“It's good see qualities like that, because you want to see a guy who works hard and wants to get better and doesn't think he's arrived, just because he has a certain spot.

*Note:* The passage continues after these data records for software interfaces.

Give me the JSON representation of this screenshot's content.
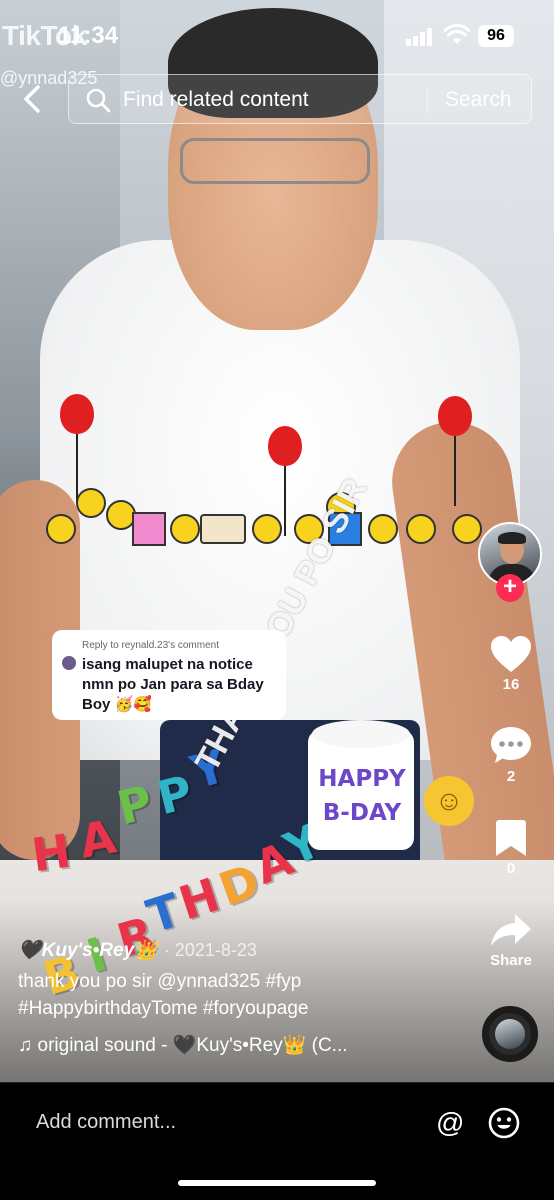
{
  "status_bar": {
    "time": "11:34",
    "battery": "96"
  },
  "watermark": {
    "logo": "TikTok",
    "handle": "@ynnad325"
  },
  "search": {
    "placeholder": "Find related content",
    "button": "Search"
  },
  "reply_bubble": {
    "header": "Reply to reynald.23's comment",
    "text": "isang malupet na notice nmn po Jan para sa Bday Boy 🥳🥰"
  },
  "stickers": {
    "happy_birthday_letters": [
      "H",
      "A",
      "P",
      "P",
      "Y",
      "B",
      "I",
      "R",
      "T",
      "H",
      "D",
      "A",
      "Y"
    ],
    "cake_text_line1": "HAPPY",
    "cake_text_line2": "B-DAY",
    "thanks_text": "THANK YOU PO SIR",
    "emoji": "☺"
  },
  "actions": {
    "likes": "16",
    "comments": "2",
    "saves": "0",
    "share_label": "Share"
  },
  "caption": {
    "author": "🖤Kuy's•Rey👑",
    "date": "· 2021-8-23",
    "text": "thank you po sir @ynnad325 #fyp #HappybirthdayTome #foryoupage",
    "sound": "♫ original sound - 🖤Kuy's•Rey👑  (C..."
  },
  "comment_bar": {
    "placeholder": "Add comment...",
    "mention": "@"
  },
  "colors": {
    "accent": "#fe2c55",
    "bubble_bg": "#ffffff",
    "cake_text": "#6c48c9"
  }
}
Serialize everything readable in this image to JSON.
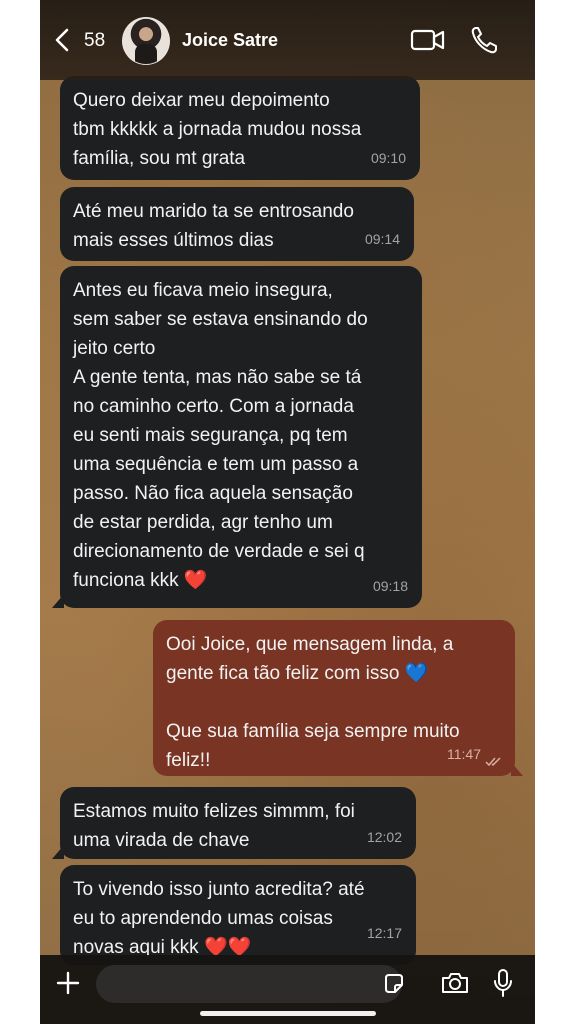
{
  "header": {
    "back_count": "58",
    "contact_name": "Joice Satre"
  },
  "messages": [
    {
      "direction": "in",
      "text": "Quero deixar meu depoimento\ntbm kkkkk a jornada mudou nossa\nfamília, sou mt grata",
      "time": "09:10"
    },
    {
      "direction": "in",
      "text": "Até meu marido ta se entrosando\nmais esses últimos dias",
      "time": "09:14"
    },
    {
      "direction": "in",
      "text": "Antes eu ficava meio insegura,\nsem saber se estava ensinando do\njeito certo\nA gente tenta, mas não sabe se tá\nno caminho certo. Com a jornada\neu senti mais segurança, pq tem\numa sequência e tem um passo a\npasso. Não fica aquela sensação\nde estar perdida, agr tenho um\ndirecionamento de verdade e sei q\nfunciona kkk ❤️",
      "time": "09:18"
    },
    {
      "direction": "out",
      "text": "Ooi Joice, que mensagem linda, a\ngente fica tão feliz com isso 💙\n\nQue sua família seja sempre muito\nfeliz!!",
      "time": "11:47",
      "status": "read"
    },
    {
      "direction": "in",
      "text": "Estamos muito felizes simmm, foi\numa virada de chave",
      "time": "12:02"
    },
    {
      "direction": "in",
      "text": "To vivendo isso junto acredita? até\neu to aprendendo umas coisas\nnovas aqui kkk ❤️❤️",
      "time": "12:17"
    }
  ],
  "composer": {
    "input_value": ""
  },
  "icons": {
    "back": "chevron-left-icon",
    "video": "video-camera-icon",
    "phone": "phone-icon",
    "plus": "plus-icon",
    "sticker": "sticker-icon",
    "camera": "camera-icon",
    "mic": "microphone-icon"
  },
  "colors": {
    "incoming_bubble": "#1e1f21",
    "outgoing_bubble": "#7a3424",
    "header_bg": "#1e1812"
  }
}
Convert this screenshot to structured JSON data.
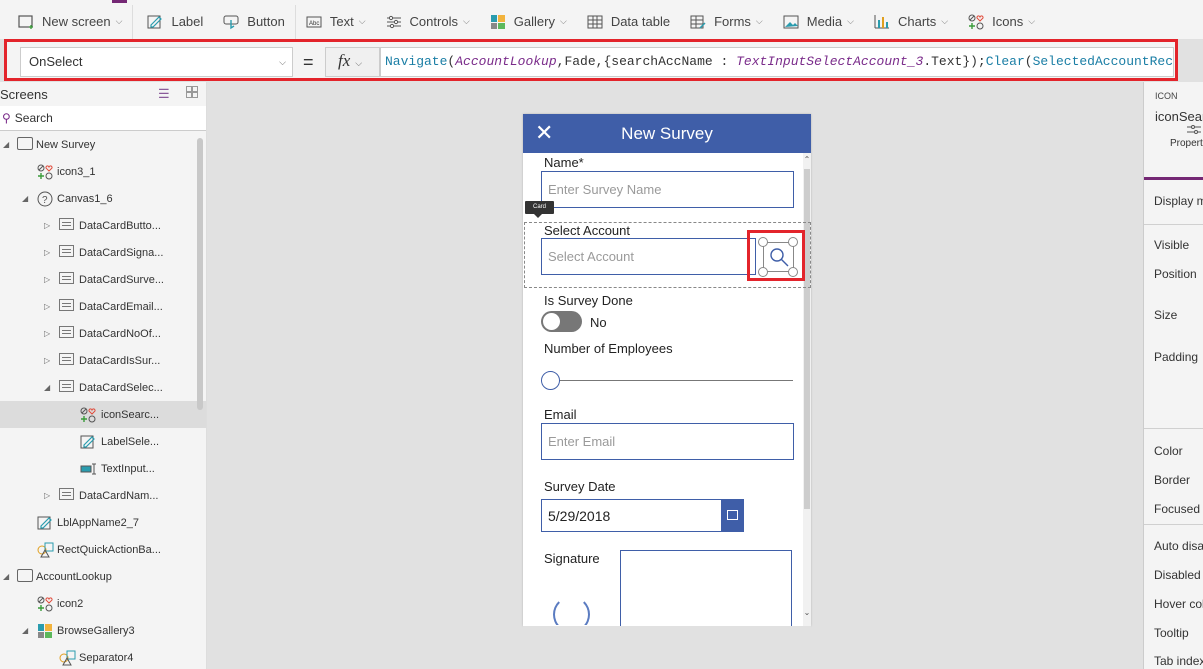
{
  "ribbon": {
    "items": [
      {
        "label": "New screen",
        "icon": "new-screen-icon",
        "dropdown": true
      },
      {
        "label": "Label",
        "icon": "label-icon",
        "dropdown": false
      },
      {
        "label": "Button",
        "icon": "button-icon",
        "dropdown": false
      },
      {
        "label": "Text",
        "icon": "text-icon",
        "dropdown": true
      },
      {
        "label": "Controls",
        "icon": "controls-icon",
        "dropdown": true
      },
      {
        "label": "Gallery",
        "icon": "gallery-icon",
        "dropdown": true
      },
      {
        "label": "Data table",
        "icon": "data-table-icon",
        "dropdown": false
      },
      {
        "label": "Forms",
        "icon": "forms-icon",
        "dropdown": true
      },
      {
        "label": "Media",
        "icon": "media-icon",
        "dropdown": true
      },
      {
        "label": "Charts",
        "icon": "charts-icon",
        "dropdown": true
      },
      {
        "label": "Icons",
        "icon": "icons-icon",
        "dropdown": true
      }
    ],
    "chevron": "⌵"
  },
  "formula_bar": {
    "property": "OnSelect",
    "equals": "=",
    "fx": "fx",
    "tokens": [
      {
        "t": "Navigate",
        "c": "fn"
      },
      {
        "t": "(",
        "c": ""
      },
      {
        "t": "AccountLookup",
        "c": "id"
      },
      {
        "t": ",Fade,{searchAccName : ",
        "c": ""
      },
      {
        "t": "TextInputSelectAccount_3",
        "c": "id"
      },
      {
        "t": ".Text});",
        "c": ""
      },
      {
        "t": "Clear",
        "c": "fn"
      },
      {
        "t": "(",
        "c": ""
      },
      {
        "t": "SelectedAccountRecord",
        "c": "idn"
      },
      {
        "t": " )",
        "c": ""
      }
    ]
  },
  "tree_panel": {
    "title": "Screens",
    "search_placeholder": "Search",
    "nodes": [
      {
        "label": "New Survey",
        "level": 0,
        "icon": "screen",
        "toggle": "expanded"
      },
      {
        "label": "icon3_1",
        "level": 1,
        "icon": "icons",
        "toggle": ""
      },
      {
        "label": "Canvas1_6",
        "level": 1,
        "icon": "unknown",
        "toggle": "expanded"
      },
      {
        "label": "DataCardButto...",
        "level": 2,
        "icon": "card",
        "toggle": "collapsed"
      },
      {
        "label": "DataCardSigna...",
        "level": 2,
        "icon": "card",
        "toggle": "collapsed"
      },
      {
        "label": "DataCardSurve...",
        "level": 2,
        "icon": "card",
        "toggle": "collapsed"
      },
      {
        "label": "DataCardEmail...",
        "level": 2,
        "icon": "card",
        "toggle": "collapsed"
      },
      {
        "label": "DataCardNoOf...",
        "level": 2,
        "icon": "card",
        "toggle": "collapsed"
      },
      {
        "label": "DataCardIsSur...",
        "level": 2,
        "icon": "card",
        "toggle": "collapsed"
      },
      {
        "label": "DataCardSelec...",
        "level": 2,
        "icon": "card",
        "toggle": "expanded"
      },
      {
        "label": "iconSearc...",
        "level": 3,
        "icon": "icons",
        "toggle": "",
        "selected": true
      },
      {
        "label": "LabelSele...",
        "level": 3,
        "icon": "label",
        "toggle": ""
      },
      {
        "label": "TextInput...",
        "level": 3,
        "icon": "textinput",
        "toggle": ""
      },
      {
        "label": "DataCardNam...",
        "level": 2,
        "icon": "card",
        "toggle": "collapsed"
      },
      {
        "label": "LblAppName2_7",
        "level": 1,
        "icon": "label",
        "toggle": ""
      },
      {
        "label": "RectQuickActionBa...",
        "level": 1,
        "icon": "shapes",
        "toggle": ""
      },
      {
        "label": "AccountLookup",
        "level": 0,
        "icon": "screen",
        "toggle": "expanded"
      },
      {
        "label": "icon2",
        "level": 1,
        "icon": "icons",
        "toggle": ""
      },
      {
        "label": "BrowseGallery3",
        "level": 1,
        "icon": "gallery",
        "toggle": "expanded"
      },
      {
        "label": "Separator4",
        "level": 2,
        "icon": "shapes",
        "toggle": ""
      }
    ]
  },
  "app": {
    "header_title": "New Survey",
    "close_glyph": "✕",
    "tooltip": "Card",
    "fields": {
      "name_label": "Name*",
      "name_placeholder": "Enter Survey Name",
      "account_label": "Select Account",
      "account_placeholder": "Select Account",
      "done_label": "Is Survey Done",
      "done_value": "No",
      "done_on": false,
      "employees_label": "Number of Employees",
      "employees_slider_value": 0,
      "email_label": "Email",
      "email_placeholder": "Enter Email",
      "date_label": "Survey Date",
      "date_value": "5/29/2018",
      "signature_label": "Signature"
    }
  },
  "properties_panel": {
    "type": "ICON",
    "name": "iconSear",
    "tab": "Propert",
    "rows": [
      "Display m",
      "Visible",
      "Position",
      "Size",
      "Padding",
      "Color",
      "Border",
      "Focused I",
      "Auto disa",
      "Disabled",
      "Hover col",
      "Tooltip",
      "Tab index"
    ]
  },
  "colors": {
    "accent_purple": "#742774",
    "app_blue": "#3f5ea8",
    "highlight_red": "#e3242b"
  }
}
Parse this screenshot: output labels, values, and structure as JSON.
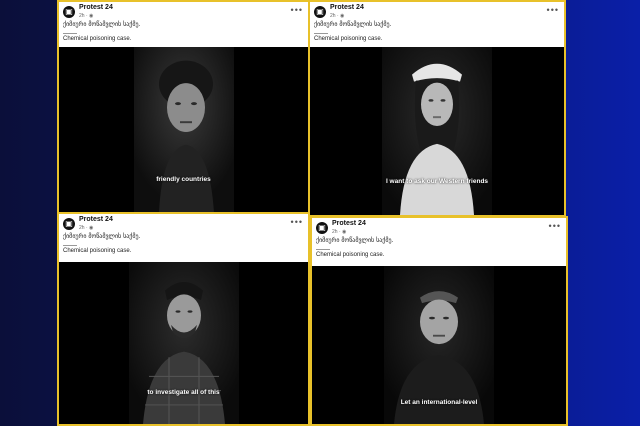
{
  "posts": [
    {
      "page_name": "Protest 24",
      "time": "2h · ◉",
      "text_georgian": "ქიმიური მოწამვლის საქმე.",
      "text_english": "Chemical poisoning case.",
      "caption": "friendly countries"
    },
    {
      "page_name": "Protest 24",
      "time": "2h · ◉",
      "text_georgian": "ქიმიური მოწამვლის საქმე.",
      "text_english": "Chemical poisoning case.",
      "caption": "I want to ask our Western friends"
    },
    {
      "page_name": "Protest 24",
      "time": "2h · ◉",
      "text_georgian": "ქიმიური მოწამვლის საქმე.",
      "text_english": "Chemical poisoning case.",
      "caption": "to investigate all of this"
    },
    {
      "page_name": "Protest 24",
      "time": "2h · ◉",
      "text_georgian": "ქიმიური მოწამვლის საქმე.",
      "text_english": "Chemical poisoning case.",
      "caption": "Let an international-level"
    }
  ]
}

I'm glad I see those qualities in him.”
Lunt's OSU debut did nothing to damage impressions of his confidence — not before, during or after.
Sitting down for the pregame meal, Lunt was spotted with a huge plate of food, devouring every ounce of it.
“He had enough food on there to feed a horse,” said Cowboys coach Mike Gundy. “I thought, ‘Well, obviously he's not real concerned.'”
Lunt then went out and completed all 11 passes he threw.
“He's very poised,” said Cowboys receiver Isaiah Anderson. “For an 18-year-old to go out there and play on that big of a stage — it was one of our largest home opener (crowds) — and play the way he did, says a lot about him.”
Arizona coach Rich Rodriguez, who started Denard Robinson as a true freshman quarterback at Michigan, said players are now much better prepared to step into the position.
“Because of the way the high school programs have developed and with the seven-on-seven (camps) in the summer and all that,” Rodriguez said, “you're getting high school kids who understand coverages and have already played in pretty complex offenses.
“I'm sure there's a learning curve when you get to college, because the game's faster, but we're finding out more and more that there's more high school kids who are prepared mentally and physically than maybe ever before.”
So even if they're not quite ready to talk the talk, they can walk the walk.
And so far, Lunt is doing just that.
“He's pretty confident,” Taylor said. “I expect that out of him. He doesn't really buckle under any pressure.”